Your assignment
Everything from the line containing "Read all visible content and emit it as JSON." through the last line of the data below is to be retyped exactly, apart from the pictures.

Provided material
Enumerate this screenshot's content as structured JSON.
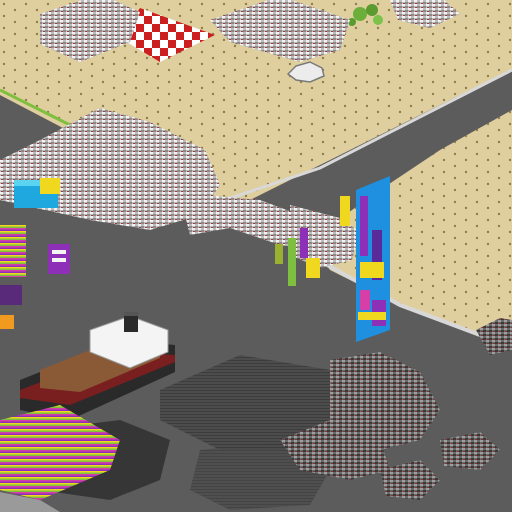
{
  "scene": {
    "kind": "isometric-city-builder-view",
    "palette": {
      "sand": "#dfcf9e",
      "sand_dot": "#7a6a3a",
      "grass_edge": "#7fbf3f",
      "asphalt": "#5c5c5c",
      "curb": "#d8d8d8",
      "track_light": "#cfcfcf",
      "track_red": "#a43a3a",
      "shadow": "#2f2f2f",
      "ship_hull": "#2a2a2a",
      "ship_stripe": "#7a1f1f",
      "ship_deck": "#8a5a36",
      "ship_cabin": "#f4f4f4",
      "checker_red": "#cc1f1f",
      "checker_white": "#ffffff",
      "tower_blue": "#1f8fdf",
      "tower_purple": "#8e2fb8",
      "tower_yellow": "#f0d81f",
      "tower_pink": "#d63fa8",
      "foliage": "#6cae3a"
    },
    "objects": [
      "checkered-plaza",
      "rollercoaster-track-cluster",
      "cargo-ship",
      "striped-billboard-tower",
      "multicolor-stall-row",
      "octagon-fountain",
      "tree-clump"
    ]
  }
}
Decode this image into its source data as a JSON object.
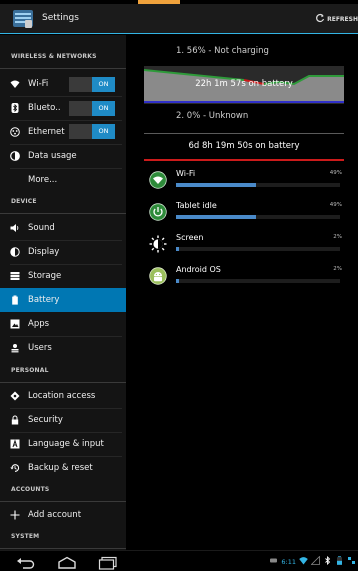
{
  "app": {
    "title": "Settings",
    "refresh_label": "REFRESH"
  },
  "sidebar": {
    "headers": {
      "wireless": "WIRELESS & NETWORKS",
      "device": "DEVICE",
      "personal": "PERSONAL",
      "accounts": "ACCOUNTS",
      "system": "SYSTEM"
    },
    "items": {
      "wifi": "Wi-Fi",
      "bluetooth": "Blueto..",
      "ethernet": "Ethernet",
      "data_usage": "Data usage",
      "more": "More...",
      "sound": "Sound",
      "display": "Display",
      "storage": "Storage",
      "battery": "Battery",
      "apps": "Apps",
      "users": "Users",
      "location": "Location access",
      "security": "Security",
      "language": "Language & input",
      "backup": "Backup & reset",
      "add_account": "Add account"
    },
    "toggle_label": "ON",
    "active_item": "battery"
  },
  "battery": {
    "status_1": "1. 56% - Not charging",
    "graph_label": "22h 1m 57s on battery",
    "status_2": "2. 0% - Unknown",
    "time_on_battery": "6d 8h 19m 50s on battery",
    "usage": [
      {
        "name": "Wi-Fi",
        "percent_label": "49%",
        "fraction": 0.49,
        "icon": "wifi-icon"
      },
      {
        "name": "Tablet idle",
        "percent_label": "49%",
        "fraction": 0.49,
        "icon": "power-icon"
      },
      {
        "name": "Screen",
        "percent_label": "2%",
        "fraction": 0.02,
        "icon": "brightness-icon"
      },
      {
        "name": "Android OS",
        "percent_label": "2%",
        "fraction": 0.02,
        "icon": "android-icon"
      }
    ]
  },
  "status_bar": {
    "time": "6:11"
  },
  "colors": {
    "accent": "#33b5e5",
    "selected": "#0077b3",
    "bar": "#4a8ac9",
    "graph_green": "#2e9a3a",
    "graph_red": "#cc1b1b"
  }
}
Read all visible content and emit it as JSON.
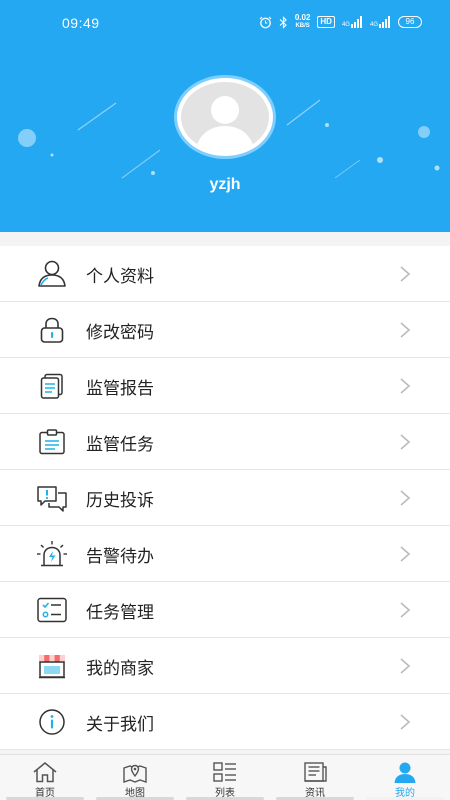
{
  "status_bar": {
    "time": "09:49",
    "net_speed_value": "0.02",
    "net_speed_unit": "KB/S",
    "hd_label": "HD",
    "signal_1": "4G",
    "signal_2": "4G",
    "battery": "96"
  },
  "profile": {
    "username": "yzjh"
  },
  "menu": {
    "items": [
      {
        "label": "个人资料",
        "icon": "user-profile-icon"
      },
      {
        "label": "修改密码",
        "icon": "lock-icon"
      },
      {
        "label": "监管报告",
        "icon": "report-icon"
      },
      {
        "label": "监管任务",
        "icon": "clipboard-icon"
      },
      {
        "label": "历史投诉",
        "icon": "complaint-icon"
      },
      {
        "label": "告警待办",
        "icon": "alarm-icon"
      },
      {
        "label": "任务管理",
        "icon": "task-list-icon"
      },
      {
        "label": "我的商家",
        "icon": "store-icon"
      },
      {
        "label": "关于我们",
        "icon": "info-icon"
      }
    ]
  },
  "tabbar": {
    "tabs": [
      {
        "label": "首页",
        "icon": "home-icon",
        "active": false
      },
      {
        "label": "地图",
        "icon": "map-icon",
        "active": false
      },
      {
        "label": "列表",
        "icon": "list-icon",
        "active": false
      },
      {
        "label": "资讯",
        "icon": "news-icon",
        "active": false
      },
      {
        "label": "我的",
        "icon": "person-icon",
        "active": true
      }
    ]
  },
  "colors": {
    "header_bg": "#25a8f2",
    "accent": "#25a8f2",
    "alert_icon": "#1fb2e8"
  }
}
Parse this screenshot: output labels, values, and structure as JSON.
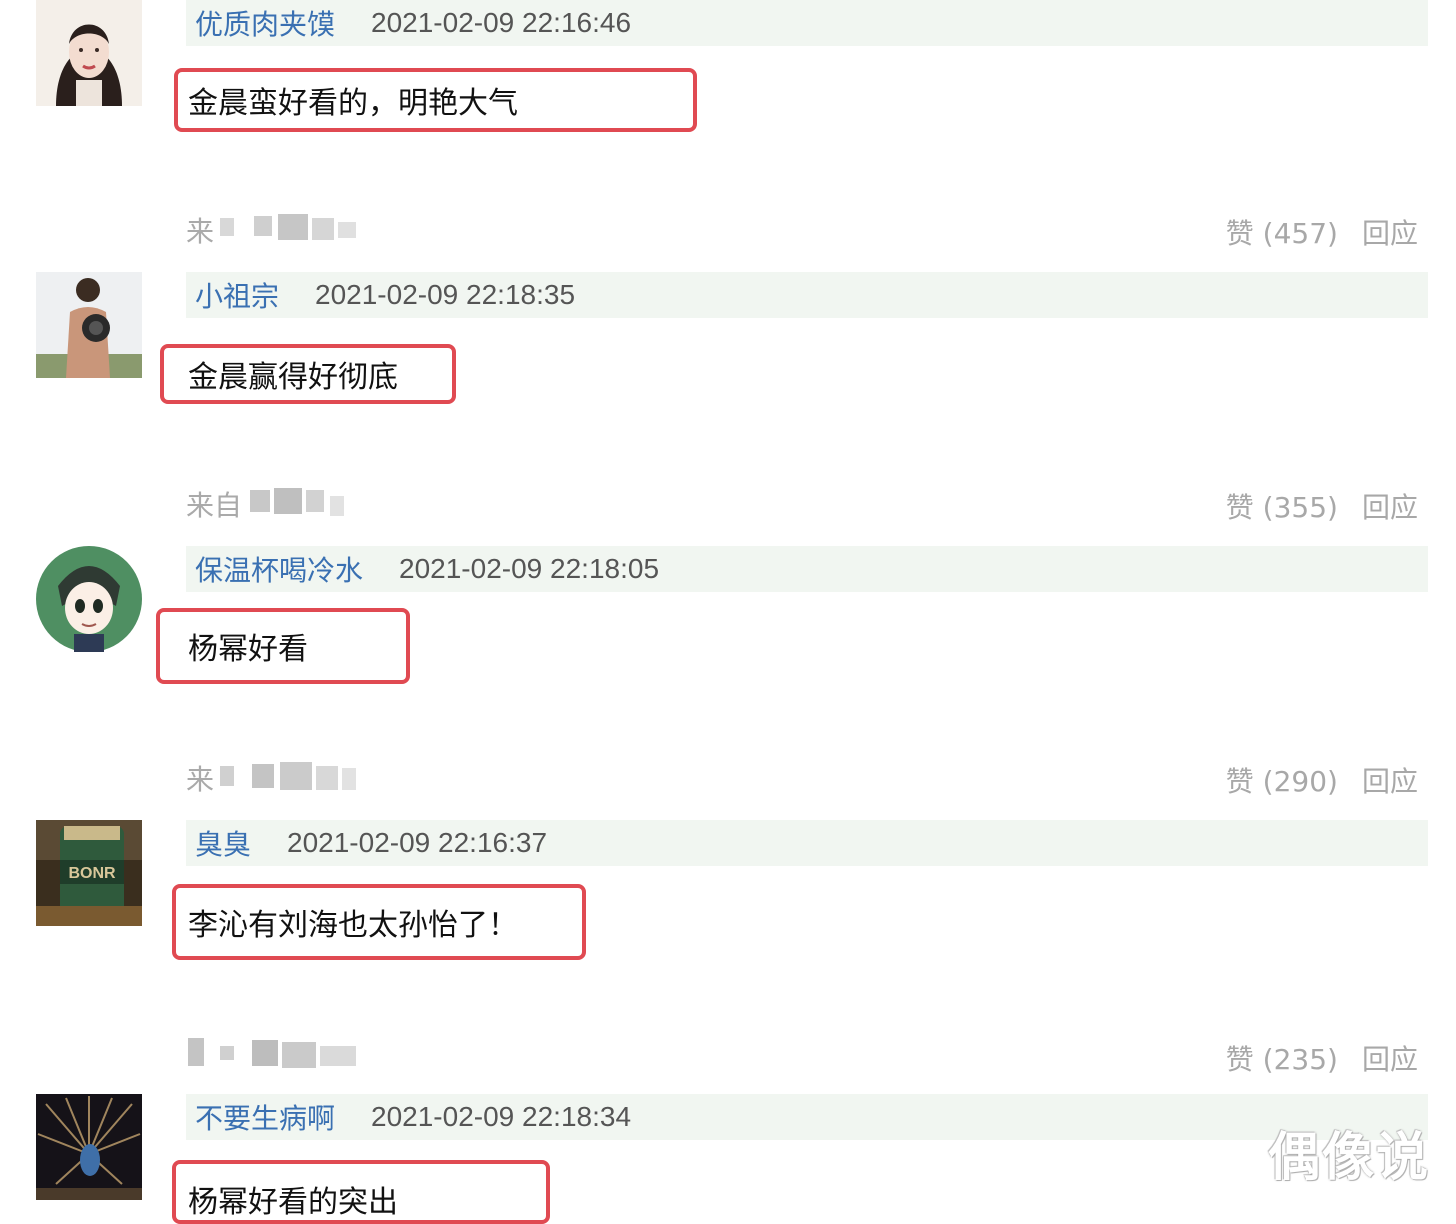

Task answer
Read all visible content and emit it as JSON.
{
  "status_bar": {
    "time": "09:49",
    "net_speed_value": "0.02",
    "net_speed_unit": "KB/S",
    "hd_label": "HD",
    "signal_1": "4G",
    "signal_2": "4G",
    "battery": "96"
  },
  "profile": {
    "username": "yzjh"
  },
  "menu": {
    "items": [
      {
        "label": "个人资料",
        "icon": "user-profile-icon"
      },
      {
        "label": "修改密码",
        "icon": "lock-icon"
      },
      {
        "label": "监管报告",
        "icon": "report-icon"
      },
      {
        "label": "监管任务",
        "icon": "clipboard-icon"
      },
      {
        "label": "历史投诉",
        "icon": "complaint-icon"
      },
      {
        "label": "告警待办",
        "icon": "alarm-icon"
      },
      {
        "label": "任务管理",
        "icon": "task-list-icon"
      },
      {
        "label": "我的商家",
        "icon": "store-icon"
      },
      {
        "label": "关于我们",
        "icon": "info-icon"
      }
    ]
  },
  "tabbar": {
    "tabs": [
      {
        "label": "首页",
        "icon": "home-icon",
        "active": false
      },
      {
        "label": "地图",
        "icon": "map-icon",
        "active": false
      },
      {
        "label": "列表",
        "icon": "list-icon",
        "active": false
      },
      {
        "label": "资讯",
        "icon": "news-icon",
        "active": false
      },
      {
        "label": "我的",
        "icon": "person-icon",
        "active": true
      }
    ]
  },
  "colors": {
    "header_bg": "#25a8f2",
    "accent": "#25a8f2",
    "alert_icon": "#1fb2e8"
  }
}
Parse this screenshot: output labels, values, and structure as JSON.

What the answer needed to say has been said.